  1. utarray_new and utarray_free are used to allocate a new array and free it, while utarray_init and utarray_done can be used if the UT_array is already allocated and just needs to be initialized or have its internal resources freed.

  2. utarray_reserve takes the "delta" of elements to reserve (not the total desired capacity of the array-- this differs from the C++ STL "reserve" notion)

  3. utarray_sort expects a comparison function having the usual strcmp -like convention where it accepts two elements (a and b) and returns a negative value if a precedes b, 0 if a and b sort equally, and positive if b precedes a. This is an example of a comparison function:

    int intsort(const void *a, const void *b) {
        int _a = *(const int *)a;
        int _b = *(const int *)b;
        return (_a < _b) ? -1 : (_a > _b);
  4. utarray_find uses a binary search to locate an element having a certain value according to the given comparison function. The utarray must be first sorted using the same comparison function. An example of using utarray_find with a utarray of strings is included in tests/test61.c.
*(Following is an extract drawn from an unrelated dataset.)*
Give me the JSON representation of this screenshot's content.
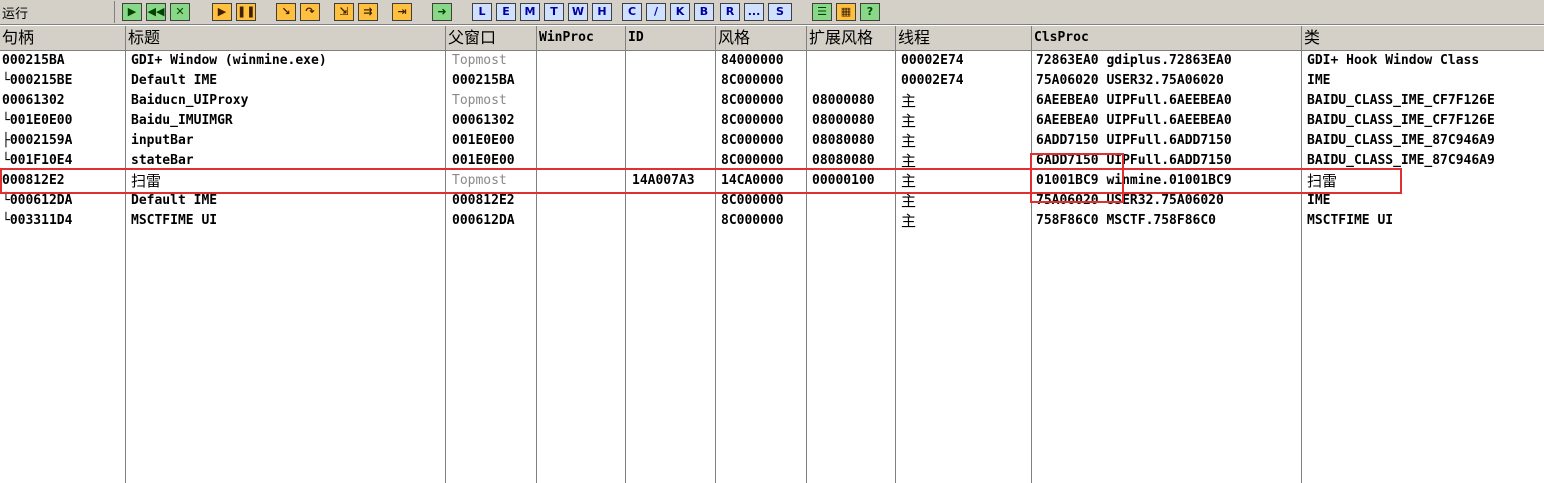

  5. A pointer to a particular element (obtained using utarray_eltptr or utarray_front, utarray_next, utarray_prev, utarray_back) becomes invalid whenever another element is inserted into the utarray. This is because the internal memory management may need to realloc the element storage to a new address. For this reason, it’s usually better to refer to an element by its integer index in code whose duration may include element insertion.